The bottom line is that each county and city in Kentucky has a different planning and zoning commission which develops plans and zoning ordinances in accordance with land use issues they feel need to be addressed. Even if your property and activities meet the definition of agricultural use at the state level, you are subject to local planning and zoning ordinances. The local planning and zoning commission determines agricultural use exemptions based on their ordinances, and most typically deal with building/construction regulations.
All owners of agricultural land should be aware of the state statutes and administrative regulations as well as the county and city ordinances and zoning regulations that could impact the way they operate their farm. National, state, and local regulations that might affect you include:

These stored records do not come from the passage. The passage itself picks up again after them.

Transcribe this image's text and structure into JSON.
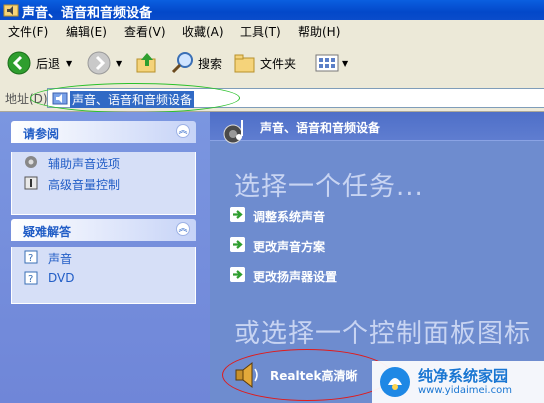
{
  "window": {
    "title": "声音、语音和音频设备"
  },
  "menu": [
    "文件(F)",
    "编辑(E)",
    "查看(V)",
    "收藏(A)",
    "工具(T)",
    "帮助(H)"
  ],
  "toolbar": {
    "back_label": "后退",
    "search_label": "搜索",
    "folders_label": "文件夹"
  },
  "address": {
    "label": "地址(D)",
    "value": "声音、语音和音频设备"
  },
  "see_also": {
    "title": "请参阅",
    "items": [
      {
        "label": "辅助声音选项",
        "icon": "accessibility-icon"
      },
      {
        "label": "高级音量控制",
        "icon": "volume-control-icon"
      }
    ]
  },
  "troubleshoot": {
    "title": "疑难解答",
    "items": [
      {
        "label": "声音",
        "icon": "help-icon"
      },
      {
        "label": "DVD",
        "icon": "help-icon"
      }
    ]
  },
  "main": {
    "header": "声音、语音和音频设备",
    "task_title": "选择一个任务...",
    "tasks": [
      "调整系统声音",
      "更改声音方案",
      "更改扬声器设置"
    ],
    "panel_title": "或选择一个控制面板图标",
    "realtek_label": "Realtek高清晰"
  },
  "watermark": {
    "name": "纯净系统家园",
    "url": "www.yidaimei.com"
  },
  "colors": {
    "titlebar": "#0348c9",
    "annotation_green": "#2cc12c",
    "annotation_red": "#e01b1b"
  }
}
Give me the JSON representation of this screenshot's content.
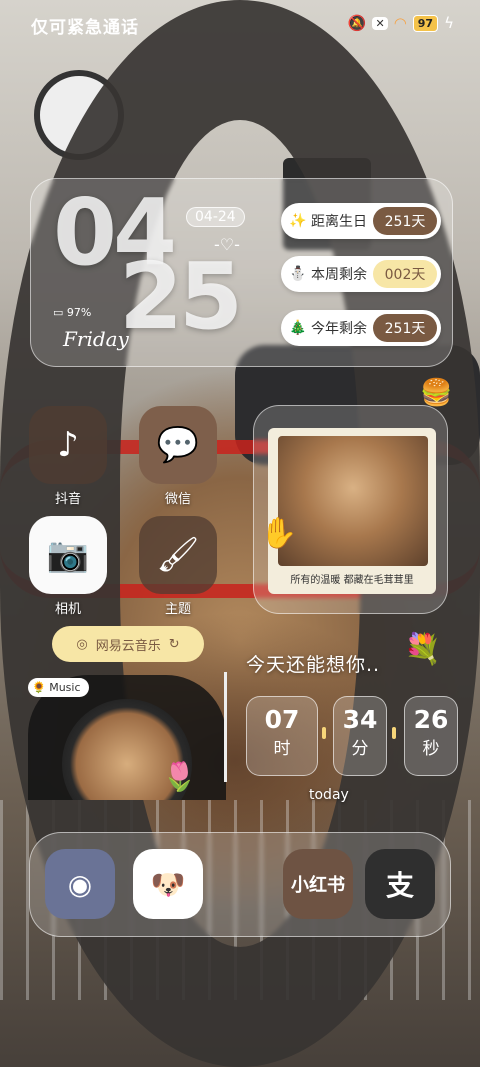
{
  "status_bar": {
    "carrier_text": "仅可紧急通话",
    "battery": "97",
    "icons": [
      "bell-muted-icon",
      "x-box-icon",
      "wifi-icon",
      "battery-icon",
      "charging-icon"
    ]
  },
  "clock_widget": {
    "hour": "04",
    "minute": "25",
    "date": "04-24",
    "weekday": "Friday",
    "battery": "97%",
    "countdowns": [
      {
        "icon": "sparkle-icon",
        "label": "距离生日",
        "value": "251天"
      },
      {
        "icon": "snowman-icon",
        "label": "本周剩余",
        "value": "002天"
      },
      {
        "icon": "tree-icon",
        "label": "今年剩余",
        "value": "251天"
      }
    ]
  },
  "apps": [
    {
      "name": "抖音",
      "icon": "tiktok-icon"
    },
    {
      "name": "微信",
      "icon": "wechat-icon"
    },
    {
      "name": "相机",
      "icon": "camera-icon"
    },
    {
      "name": "主题",
      "icon": "theme-brush-icon"
    }
  ],
  "photo_widget": {
    "caption": "所有的温暖 都藏在毛茸茸里"
  },
  "music_widget": {
    "button_label": "网易云音乐",
    "tag": "Music"
  },
  "slogan": "今天还能想你..",
  "time_widget": {
    "hours": "07",
    "hours_unit": "时",
    "minutes": "34",
    "minutes_unit": "分",
    "seconds": "26",
    "seconds_unit": "秒",
    "label": "today"
  },
  "dock": [
    {
      "icon": "weibo-icon",
      "label": ""
    },
    {
      "icon": "dog-app-icon",
      "label": ""
    },
    {
      "icon": "xiaohongshu-icon",
      "label": "小红书"
    },
    {
      "icon": "alipay-icon",
      "label": "支"
    }
  ],
  "colors": {
    "accent_brown": "#7a5a42",
    "accent_cream": "#f7e6a6"
  }
}
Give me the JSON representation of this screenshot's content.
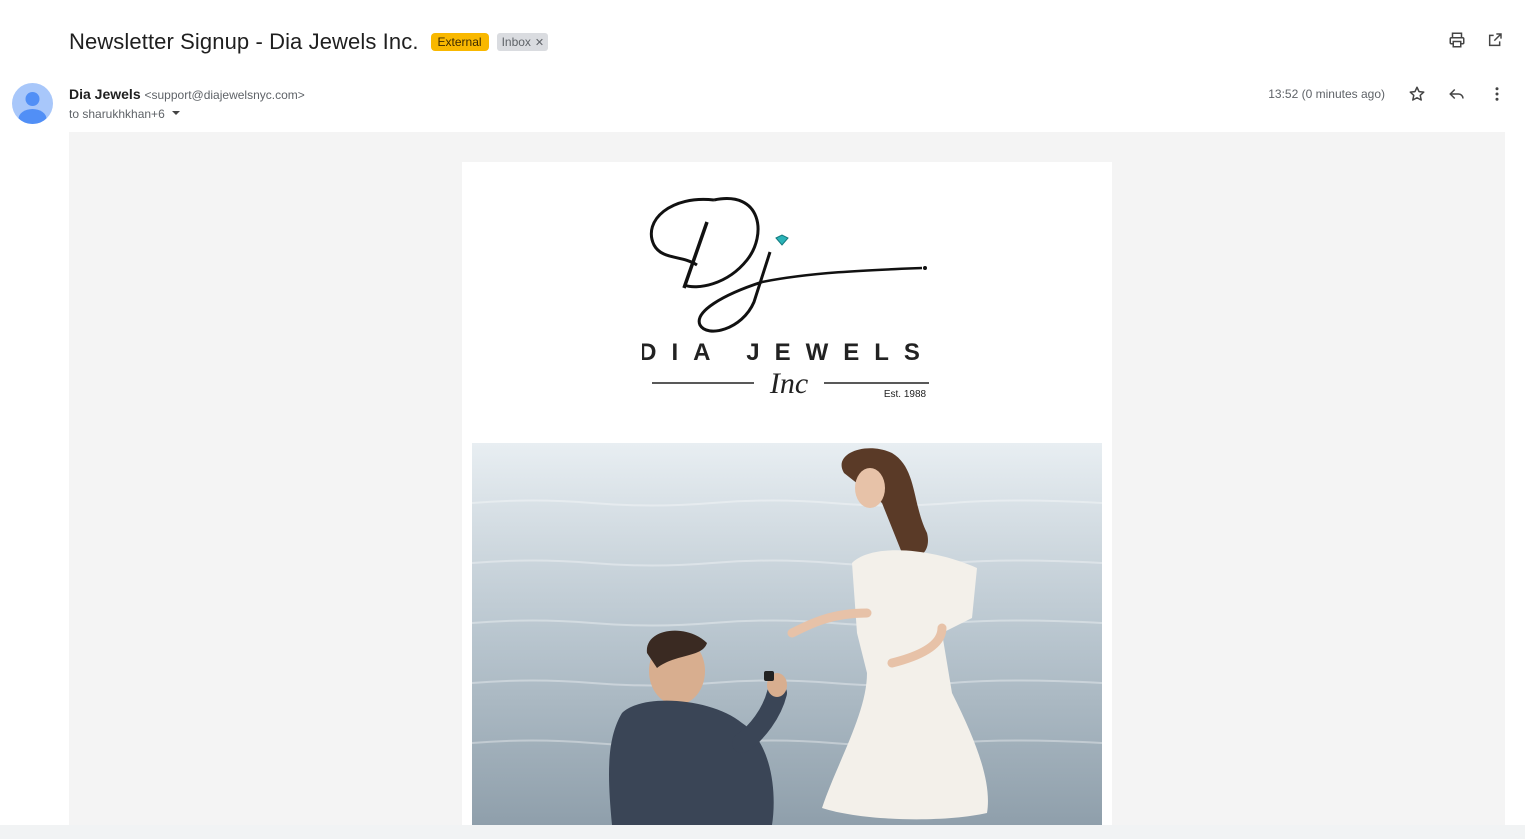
{
  "email": {
    "subject": "Newsletter Signup - Dia Jewels Inc.",
    "labels": {
      "external": "External",
      "inbox": "Inbox"
    },
    "sender_name": "Dia Jewels",
    "sender_email": "<support@diajewelsnyc.com>",
    "recipients": "to sharukhkhan+6",
    "timestamp": "13:52 (0 minutes ago)"
  },
  "icons": [
    "print-icon",
    "open-new-window-icon",
    "star-icon",
    "reply-icon",
    "more-vert-icon",
    "chevron-down-icon",
    "close-icon"
  ],
  "newsletter": {
    "logo_monogram": "Dj",
    "logo_brand": "DIA JEWELS",
    "logo_sub": "Inc",
    "logo_est": "Est. 1988"
  },
  "colors": {
    "external_label": "#f9b800",
    "gem_accent": "#2bb3b8",
    "body_bg": "#f4f4f4"
  }
}
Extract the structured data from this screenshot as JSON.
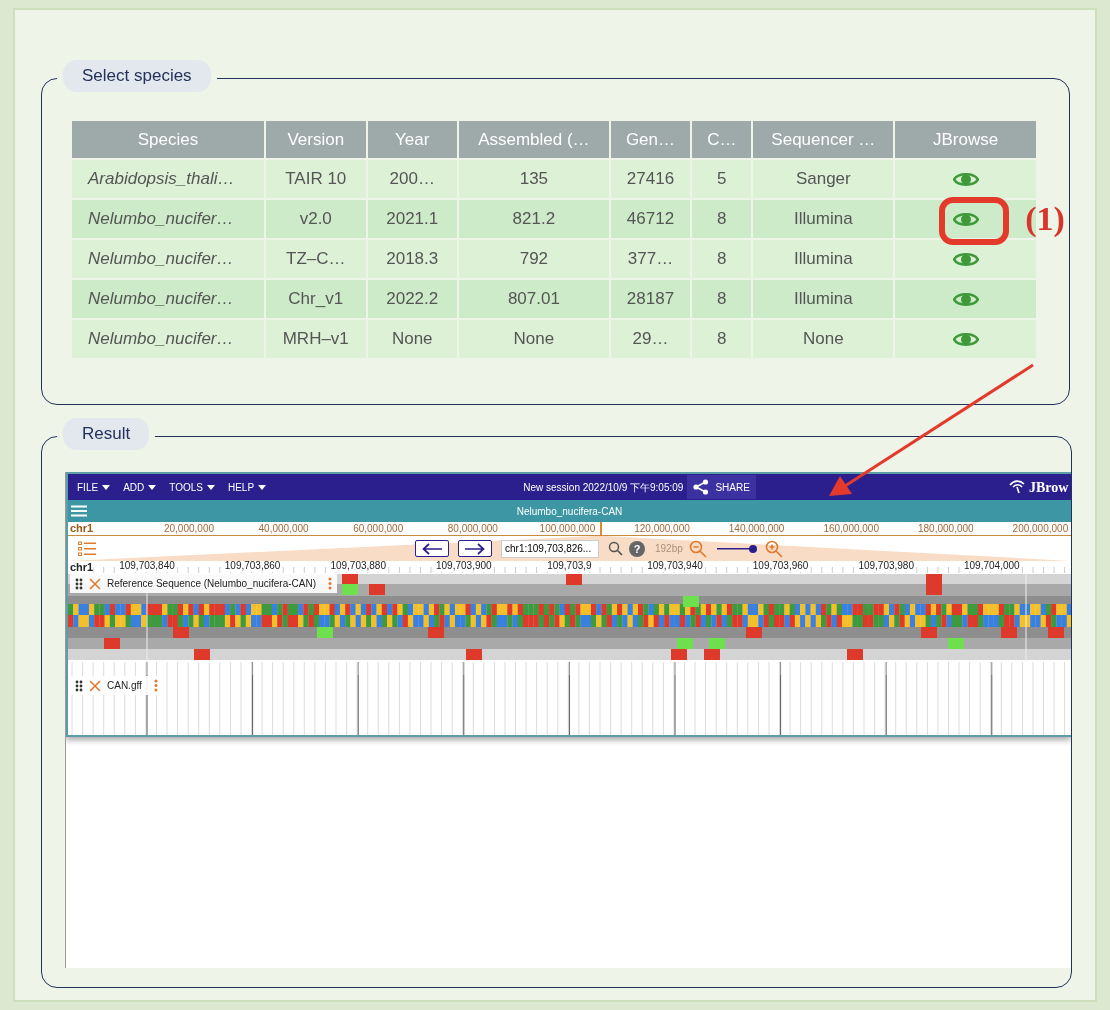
{
  "select_species": {
    "legend": "Select species",
    "table": {
      "columns": [
        "Species",
        "Version",
        "Year",
        "Assembled (…",
        "Gen…",
        "C…",
        "Sequencer …",
        "JBrowse"
      ],
      "rows": [
        {
          "cells": [
            "Arabidopsis_thali…",
            "TAIR 10",
            "200…",
            "135",
            "27416",
            "5",
            "Sanger"
          ],
          "highlighted": false
        },
        {
          "cells": [
            "Nelumbo_nucifer…",
            "v2.0",
            "2021.1",
            "821.2",
            "46712",
            "8",
            "Illumina"
          ],
          "highlighted": true
        },
        {
          "cells": [
            "Nelumbo_nucifer…",
            "TZ–C…",
            "2018.3",
            "792",
            "377…",
            "8",
            "Illumina"
          ],
          "highlighted": false
        },
        {
          "cells": [
            "Nelumbo_nucifer…",
            "Chr_v1",
            "2022.2",
            "807.01",
            "28187",
            "8",
            "Illumina"
          ],
          "highlighted": false
        },
        {
          "cells": [
            "Nelumbo_nucifer…",
            "MRH–v1",
            "None",
            "None",
            "29…",
            "8",
            "None"
          ],
          "highlighted": false
        }
      ]
    },
    "callout": "(1)"
  },
  "result": {
    "legend": "Result",
    "jbrowse": {
      "menu": [
        "FILE",
        "ADD",
        "TOOLS",
        "HELP"
      ],
      "session": "New session 2022/10/9 下午9:05:09",
      "share": "SHARE",
      "logo": "JBrow",
      "view_title": "Nelumbo_nucifera-CAN",
      "overview": {
        "chrom": "chr1",
        "ticks": [
          "20,000,000",
          "40,000,000",
          "60,000,000",
          "80,000,000",
          "100,000,000",
          "120,000,000",
          "140,000,000",
          "160,000,000",
          "180,000,000",
          "200,000,000"
        ]
      },
      "location": "chr1:109,703,826...",
      "help": "?",
      "span": "192bp",
      "zoom": {
        "level": 1
      },
      "detail": {
        "chrom": "chr1",
        "ticks": [
          "109,703,840",
          "109,703,860",
          "109,703,880",
          "109,703,900",
          "109,703,9",
          "109,703,940",
          "109,703,960",
          "109,703,980",
          "109,704,000"
        ]
      },
      "tracks": [
        {
          "name": "Reference Sequence (Nelumbo_nucifera-CAN)",
          "kind": "sequence"
        },
        {
          "name": "CAN.gff",
          "kind": "features"
        }
      ]
    }
  }
}
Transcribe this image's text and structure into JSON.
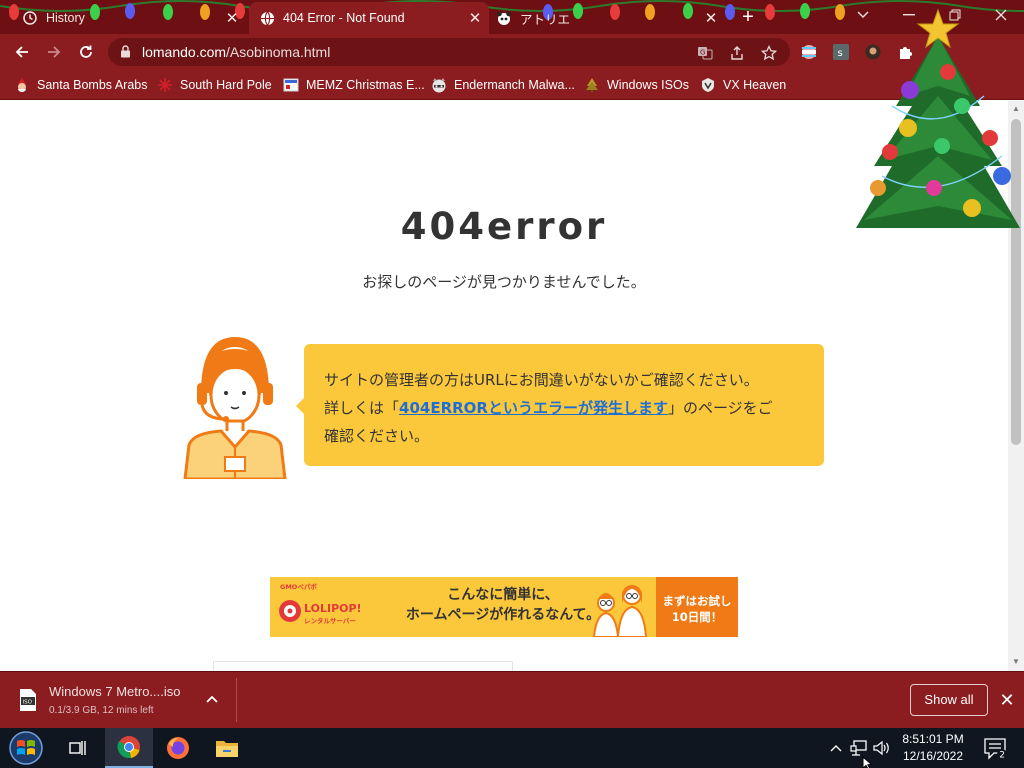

- Minimum acreage required for agricultural use (remember as you consider purchasing property that zoning is definitely not a one-size-fits-all recipe. Property sizes vary from one end of the state to the other, which can partially account for some local zoning differences);
- Manure disposal;
- Fencing requirements/limitations;
- Structural requirements;
- Building regulations;
- Light pollution (a significant concern for neighbors and many counties and cities have regulations about wattage, light height, and location);
- Odor nuisance;
- Noise nuisance;
- Carcass disposal;
- Waste water management; and
- Animal welfare statutes (some counties have local ordinances that are more stringent than the state statutes).
Who Can Help Sort It Out? Your local county clerk should be able to provide you information about local ordinances. Your County Extension Agricultural Agent should also have general knowledge of your area's agricultural statutes and zoning regulations.
What Can You Do? Before you purchase property or prepare for a building project, carefully evaluate the local county and city ordinances that might impact how you use the land and where and what you can build. Follow the zoning laws and guidelines established in your area. If there is an ordinance that doesn't seem to work well, talk to the planning and zoning commission about possible interpretations and solutions.
Get involved with the county or city planning and zoning commission/board. Let them know that you have an interest in working together to develop zoning ordinances that support responsible agricultural use. Attend planning and zoning meetings to understand how the system works and get to know members of the planning and zoning board.
Make sure you know which zoning ordinances could potentially impact your farm and farm activities. Ensure those activities at your farm that might be subject to additional zoning requirements are handled properly and well in advance. Grow your knowledge of zoning regulations today and you will be better protected and informed tomorrow.
Article reprinted with permission from the Kentucky Horse Council.
About the Author
POLL: Horses Living With Livestock